Aim of the exercise. Your copy of the data should match it exactly, except that the pictures are gone.

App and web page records
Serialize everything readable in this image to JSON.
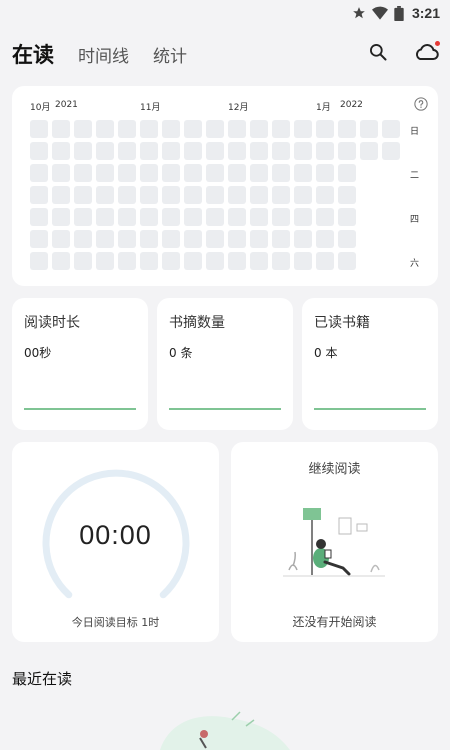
{
  "status_bar": {
    "time": "3:21"
  },
  "header": {
    "tabs": [
      {
        "label": "在读",
        "active": true
      },
      {
        "label": "时间线",
        "active": false
      },
      {
        "label": "统计",
        "active": false
      }
    ]
  },
  "heatmap": {
    "months": [
      "10月",
      "2021",
      "11月",
      "12月",
      "1月",
      "2022"
    ],
    "weekdays": [
      "日",
      "二",
      "四",
      "六"
    ],
    "empty_color": "#ebedf0"
  },
  "stats": [
    {
      "title": "阅读时长",
      "value": "00秒"
    },
    {
      "title": "书摘数量",
      "value": "0 条"
    },
    {
      "title": "已读书籍",
      "value": "0 本"
    }
  ],
  "timer": {
    "display": "00:00",
    "goal_label": "今日阅读目标 1时",
    "progress": 0
  },
  "continue_reading": {
    "title": "继续阅读",
    "empty_text": "还没有开始阅读"
  },
  "recent": {
    "title": "最近在读"
  },
  "colors": {
    "accent_green": "#7fc494",
    "ring_track": "#e3edf5",
    "notification_dot": "#e53935"
  }
}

Solution to this task.
Serialize everything readable in this image to JSON.
{
  "status_bar": {
    "time": "3:21"
  },
  "header": {
    "tabs": [
      {
        "label": "在读",
        "active": true
      },
      {
        "label": "时间线",
        "active": false
      },
      {
        "label": "统计",
        "active": false
      }
    ]
  },
  "heatmap": {
    "months": [
      "10月",
      "2021",
      "11月",
      "12月",
      "1月",
      "2022"
    ],
    "weekdays": [
      "日",
      "二",
      "四",
      "六"
    ],
    "empty_color": "#ebedf0"
  },
  "stats": [
    {
      "title": "阅读时长",
      "value": "00秒"
    },
    {
      "title": "书摘数量",
      "value": "0 条"
    },
    {
      "title": "已读书籍",
      "value": "0 本"
    }
  ],
  "timer": {
    "display": "00:00",
    "goal_label": "今日阅读目标 1时",
    "progress": 0
  },
  "continue_reading": {
    "title": "继续阅读",
    "empty_text": "还没有开始阅读"
  },
  "recent": {
    "title": "最近在读"
  },
  "colors": {
    "accent_green": "#7fc494",
    "ring_track": "#e3edf5",
    "notification_dot": "#e53935"
  }
}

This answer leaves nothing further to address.